### Exercise goal:
Which of the lines below hold "make"? Please return each one.

### Supplied material:
"""

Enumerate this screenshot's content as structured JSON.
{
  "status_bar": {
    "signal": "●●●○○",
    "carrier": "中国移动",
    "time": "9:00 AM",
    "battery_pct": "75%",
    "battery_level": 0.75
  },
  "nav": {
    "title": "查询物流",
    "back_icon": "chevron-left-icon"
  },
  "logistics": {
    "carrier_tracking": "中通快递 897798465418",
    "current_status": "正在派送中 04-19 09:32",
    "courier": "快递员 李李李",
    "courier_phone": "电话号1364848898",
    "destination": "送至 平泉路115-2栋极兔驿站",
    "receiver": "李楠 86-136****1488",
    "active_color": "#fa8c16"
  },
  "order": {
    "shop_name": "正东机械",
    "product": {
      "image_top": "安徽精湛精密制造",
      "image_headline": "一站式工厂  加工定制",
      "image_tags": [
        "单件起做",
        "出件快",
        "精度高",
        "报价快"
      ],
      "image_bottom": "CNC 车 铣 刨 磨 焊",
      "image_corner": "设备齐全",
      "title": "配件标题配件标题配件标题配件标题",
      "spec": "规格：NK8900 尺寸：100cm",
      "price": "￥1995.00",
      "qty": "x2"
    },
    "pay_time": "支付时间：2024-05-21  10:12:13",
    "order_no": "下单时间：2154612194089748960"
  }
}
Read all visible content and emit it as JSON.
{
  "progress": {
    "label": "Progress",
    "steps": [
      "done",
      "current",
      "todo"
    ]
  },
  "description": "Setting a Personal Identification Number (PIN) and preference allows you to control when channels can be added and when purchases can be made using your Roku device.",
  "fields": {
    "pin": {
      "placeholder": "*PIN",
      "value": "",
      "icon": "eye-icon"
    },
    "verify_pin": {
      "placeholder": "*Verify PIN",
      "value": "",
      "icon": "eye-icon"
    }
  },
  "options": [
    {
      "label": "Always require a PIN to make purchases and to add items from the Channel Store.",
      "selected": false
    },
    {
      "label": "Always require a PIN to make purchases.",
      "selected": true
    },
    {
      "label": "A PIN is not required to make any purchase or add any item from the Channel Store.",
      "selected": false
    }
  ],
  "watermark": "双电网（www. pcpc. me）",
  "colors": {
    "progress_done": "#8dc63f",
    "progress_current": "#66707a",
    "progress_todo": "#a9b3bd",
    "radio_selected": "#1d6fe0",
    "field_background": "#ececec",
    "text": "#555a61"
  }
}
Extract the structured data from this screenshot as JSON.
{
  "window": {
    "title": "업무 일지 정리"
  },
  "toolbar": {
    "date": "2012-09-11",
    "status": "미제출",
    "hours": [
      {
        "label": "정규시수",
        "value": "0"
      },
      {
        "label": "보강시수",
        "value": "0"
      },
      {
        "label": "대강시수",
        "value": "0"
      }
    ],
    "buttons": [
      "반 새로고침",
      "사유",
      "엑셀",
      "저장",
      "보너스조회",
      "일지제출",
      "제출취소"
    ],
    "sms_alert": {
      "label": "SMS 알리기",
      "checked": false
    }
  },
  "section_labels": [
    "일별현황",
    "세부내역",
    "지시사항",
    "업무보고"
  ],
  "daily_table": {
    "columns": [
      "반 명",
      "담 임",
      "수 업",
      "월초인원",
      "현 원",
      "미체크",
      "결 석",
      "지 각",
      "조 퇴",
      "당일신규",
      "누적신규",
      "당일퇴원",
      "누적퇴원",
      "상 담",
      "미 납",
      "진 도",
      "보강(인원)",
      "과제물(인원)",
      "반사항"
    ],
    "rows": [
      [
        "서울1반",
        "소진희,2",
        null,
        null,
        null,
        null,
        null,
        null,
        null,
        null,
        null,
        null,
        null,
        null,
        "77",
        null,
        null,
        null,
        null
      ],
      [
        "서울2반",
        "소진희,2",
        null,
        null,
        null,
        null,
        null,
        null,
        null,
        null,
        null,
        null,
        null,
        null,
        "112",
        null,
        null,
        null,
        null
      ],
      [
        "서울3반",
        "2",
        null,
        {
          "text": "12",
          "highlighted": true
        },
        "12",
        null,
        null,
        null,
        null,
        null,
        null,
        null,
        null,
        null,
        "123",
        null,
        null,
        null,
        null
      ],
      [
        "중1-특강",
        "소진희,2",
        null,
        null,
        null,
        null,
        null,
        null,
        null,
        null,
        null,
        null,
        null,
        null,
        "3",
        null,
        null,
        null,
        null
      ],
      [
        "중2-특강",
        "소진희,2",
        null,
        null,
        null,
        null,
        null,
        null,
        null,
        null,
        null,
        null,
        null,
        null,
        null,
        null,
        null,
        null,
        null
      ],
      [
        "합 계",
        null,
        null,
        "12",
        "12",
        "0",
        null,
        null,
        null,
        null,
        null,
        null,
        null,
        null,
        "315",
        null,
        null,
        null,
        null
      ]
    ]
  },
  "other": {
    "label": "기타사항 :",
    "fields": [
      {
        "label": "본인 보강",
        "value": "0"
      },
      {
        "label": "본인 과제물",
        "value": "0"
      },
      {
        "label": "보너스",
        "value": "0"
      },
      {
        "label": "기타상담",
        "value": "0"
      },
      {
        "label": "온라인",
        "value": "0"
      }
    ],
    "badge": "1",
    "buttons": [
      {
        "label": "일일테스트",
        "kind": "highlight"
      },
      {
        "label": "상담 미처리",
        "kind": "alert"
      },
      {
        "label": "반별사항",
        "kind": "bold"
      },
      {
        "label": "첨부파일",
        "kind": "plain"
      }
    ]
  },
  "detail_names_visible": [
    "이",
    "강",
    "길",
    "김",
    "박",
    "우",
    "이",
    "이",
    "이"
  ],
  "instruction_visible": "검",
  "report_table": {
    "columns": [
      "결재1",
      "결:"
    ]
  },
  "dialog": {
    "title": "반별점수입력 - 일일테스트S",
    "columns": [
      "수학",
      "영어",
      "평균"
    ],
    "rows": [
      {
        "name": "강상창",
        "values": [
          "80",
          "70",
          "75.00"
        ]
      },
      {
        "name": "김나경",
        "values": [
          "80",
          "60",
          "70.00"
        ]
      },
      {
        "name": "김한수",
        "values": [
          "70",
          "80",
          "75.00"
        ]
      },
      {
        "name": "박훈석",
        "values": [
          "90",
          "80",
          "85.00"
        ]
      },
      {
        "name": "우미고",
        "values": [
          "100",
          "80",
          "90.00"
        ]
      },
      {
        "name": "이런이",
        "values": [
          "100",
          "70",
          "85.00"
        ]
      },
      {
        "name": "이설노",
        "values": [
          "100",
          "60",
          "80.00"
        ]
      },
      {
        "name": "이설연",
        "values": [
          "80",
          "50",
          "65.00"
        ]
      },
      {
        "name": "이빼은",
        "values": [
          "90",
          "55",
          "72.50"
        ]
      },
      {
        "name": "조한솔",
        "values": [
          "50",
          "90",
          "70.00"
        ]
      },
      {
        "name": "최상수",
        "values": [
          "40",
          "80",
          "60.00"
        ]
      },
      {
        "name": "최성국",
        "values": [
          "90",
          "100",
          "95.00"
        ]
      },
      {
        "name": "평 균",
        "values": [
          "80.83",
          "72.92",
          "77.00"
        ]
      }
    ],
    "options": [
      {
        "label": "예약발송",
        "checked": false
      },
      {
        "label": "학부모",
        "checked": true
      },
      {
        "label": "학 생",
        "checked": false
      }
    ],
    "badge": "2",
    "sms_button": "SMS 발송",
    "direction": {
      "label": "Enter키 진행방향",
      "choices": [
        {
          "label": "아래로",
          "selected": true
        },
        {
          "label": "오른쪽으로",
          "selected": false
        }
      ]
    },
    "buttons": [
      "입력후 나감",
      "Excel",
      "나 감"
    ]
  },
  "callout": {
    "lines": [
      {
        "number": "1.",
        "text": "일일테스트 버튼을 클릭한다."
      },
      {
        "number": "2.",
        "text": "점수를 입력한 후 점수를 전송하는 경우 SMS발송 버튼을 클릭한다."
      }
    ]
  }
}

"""

### Exercise response:
      "label": "Always require a PIN to make purchases and to add items from the Channel Store.",
      "label": "Always require a PIN to make purchases.",
      "label": "A PIN is not required to make any purchase or add any item from the Channel Store.",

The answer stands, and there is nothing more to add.